I know we’re all donning the green jersey, ready to fight a second war, if necessary, against the hated Brits, and lining up to denounce the fluffy-haired charlatan they have chosen as their Prime Minister, but, come on, was anyone really offended by the phrase “dead in a ditch”?
Apparently we were, according to the Irish Independent’s Kevin Doyle:
Kevin from Irish Independent to BJ: When you talk about people being dead in ditches I don't think you understand what's been happening here.
— Adam Boulton (@adamboultonSKY) September 9, 2019
I thought the purpose of journalism was to ask questions that the public do not know the answer to, and then provide that information to the public. Apparently, I was wrong, and the purpose of journalism is to try and make yourself the star of the show.
Anyway, to the point of the question.
Doyle, obviously, was suggesting that when Johnson said he would rather be “dead in a ditch” than seek a Brexit extension, he was in some way being insensitive to the thousands of people left dead in ditches, or elsewhere, during the many long years of violence in Northern Ireland.
The angle is that by being intransigent on the Irish Government’s demand for a backstop, the UK Prime Minister is risking others being dead in a ditch, and not himself.
Does anyone really think though – I mean, honestly – that the UK Prime Minister’s words were offensive? Does anyone think he was trying to incite violence by using that phrase?
What was the purpose of this question? Did it seek to extract new information from Johnson? Do we feel more informed because it was asked?

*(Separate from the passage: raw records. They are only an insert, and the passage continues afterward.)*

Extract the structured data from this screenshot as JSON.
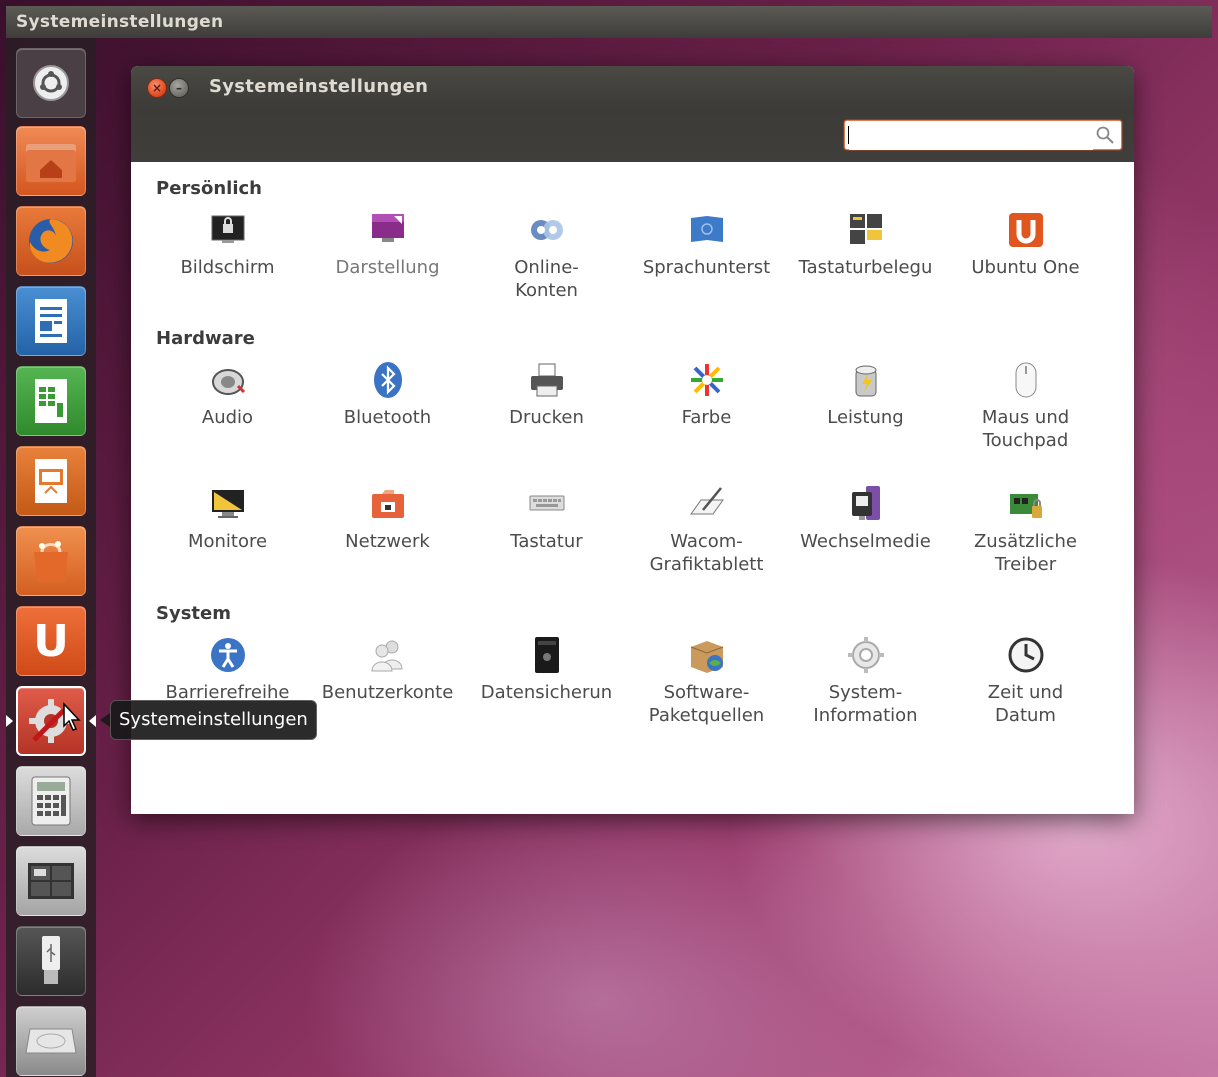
{
  "top_panel": {
    "title": "Systemeinstellungen"
  },
  "window": {
    "title": "Systemeinstellungen",
    "search": {
      "value": "",
      "placeholder": ""
    }
  },
  "tooltip": "Systemeinstellungen",
  "launcher": {
    "items": [
      {
        "name": "Dash",
        "icon": "ubuntu-logo-icon"
      },
      {
        "name": "Persönlicher Ordner",
        "icon": "home-folder-icon"
      },
      {
        "name": "Firefox",
        "icon": "firefox-icon"
      },
      {
        "name": "LibreOffice Writer",
        "icon": "writer-icon"
      },
      {
        "name": "LibreOffice Calc",
        "icon": "calc-icon"
      },
      {
        "name": "LibreOffice Impress",
        "icon": "impress-icon"
      },
      {
        "name": "Software-Center",
        "icon": "software-center-icon"
      },
      {
        "name": "Ubuntu One",
        "icon": "ubuntu-one-icon"
      },
      {
        "name": "Systemeinstellungen",
        "icon": "system-settings-icon"
      },
      {
        "name": "Rechner",
        "icon": "calculator-icon"
      },
      {
        "name": "Arbeitsflächen",
        "icon": "workspace-switcher-icon"
      },
      {
        "name": "USB-Stick",
        "icon": "usb-drive-icon"
      },
      {
        "name": "Laufwerk",
        "icon": "hard-drive-icon"
      }
    ]
  },
  "sections": [
    {
      "title": "Persönlich",
      "items": [
        {
          "label": "Bildschirm",
          "icon": "screen-lock-icon"
        },
        {
          "label": "Darstellung",
          "icon": "appearance-icon"
        },
        {
          "label": "Online-\nKonten",
          "icon": "online-accounts-icon"
        },
        {
          "label": "Sprachunterst",
          "icon": "language-support-icon"
        },
        {
          "label": "Tastaturbelegu",
          "icon": "keyboard-layout-icon"
        },
        {
          "label": "Ubuntu One",
          "icon": "ubuntu-one-icon"
        }
      ]
    },
    {
      "title": "Hardware",
      "items": [
        {
          "label": "Audio",
          "icon": "audio-icon"
        },
        {
          "label": "Bluetooth",
          "icon": "bluetooth-icon"
        },
        {
          "label": "Drucken",
          "icon": "printer-icon"
        },
        {
          "label": "Farbe",
          "icon": "color-icon"
        },
        {
          "label": "Leistung",
          "icon": "power-icon"
        },
        {
          "label": "Maus und\nTouchpad",
          "icon": "mouse-icon"
        },
        {
          "label": "Monitore",
          "icon": "monitor-icon"
        },
        {
          "label": "Netzwerk",
          "icon": "network-icon"
        },
        {
          "label": "Tastatur",
          "icon": "keyboard-icon"
        },
        {
          "label": "Wacom-\nGrafiktablett",
          "icon": "wacom-tablet-icon"
        },
        {
          "label": "Wechselmedie",
          "icon": "removable-media-icon"
        },
        {
          "label": "Zusätzliche\nTreiber",
          "icon": "additional-drivers-icon"
        }
      ]
    },
    {
      "title": "System",
      "items": [
        {
          "label": "Barrierefreihe",
          "icon": "accessibility-icon"
        },
        {
          "label": "Benutzerkonte",
          "icon": "user-accounts-icon"
        },
        {
          "label": "Datensicherun",
          "icon": "backup-icon"
        },
        {
          "label": "Software-\nPaketquellen",
          "icon": "software-sources-icon"
        },
        {
          "label": "System-\nInformation",
          "icon": "system-info-icon"
        },
        {
          "label": "Zeit und\nDatum",
          "icon": "time-date-icon"
        }
      ]
    }
  ]
}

The truth, of course, is that the true purpose of the question was to try and provide some kind of embarrassing soundbite that could be used, back in the UK, by Johnson’s domestic opponents. Doyle wasn’t trying to be a journalist here; he was trying to be a politician.
Now, most people in Ireland won’t care a damn, because after all, it’s the hated Boris Johnson, and sure doesn’t he deserve to be brought down a peg or two? But this is also how the Irish media operates nearly all the time, here at home.
What was telling this morning was that the Irish media, which exists to hold Irish politicians to account, was far more interested in asking hard questions of the visiting leader than it was of asking tough questions of Varadkar.
This fits a pattern. Last week’s visit of Mike Pence gave Irish journalists a chance to do what they like to do more than anything else in the world: showcase their ability to “speak truth to power”. Miriam Lord was happy to declare that Pence “shat on the carpet” on Dublin, and this was followed by many pats on the back from her colleagues when her piece was shared by domestic opponents of Pence in the United States.
The problem is that for all their tough words for foreign leaders, they have virtually no interest in speaking truth to power in their own back yard. Journalist after Journalist has left the Irish media to take up a job in this Irish Government. Varadkar presides over the worst health service in modern memory, a housing crisis where people are literally dying in the streets, and a situation where thousands of children with disabilities cannot access basic services.
The Irish media relentlessly suggests that the UK Government may be risking lives with its Brexit policy. But here at home, would any of them for a moment suggest, after the death of a homeless person last week, that the Irish Government has blood on its hands?
Not a chance. Might hurt their chances at being hired for a special advisor job.
When it comes to their own back yard, they’re not interested in “speaking truth to power” at all. They’re a bunch of preening lapdogs.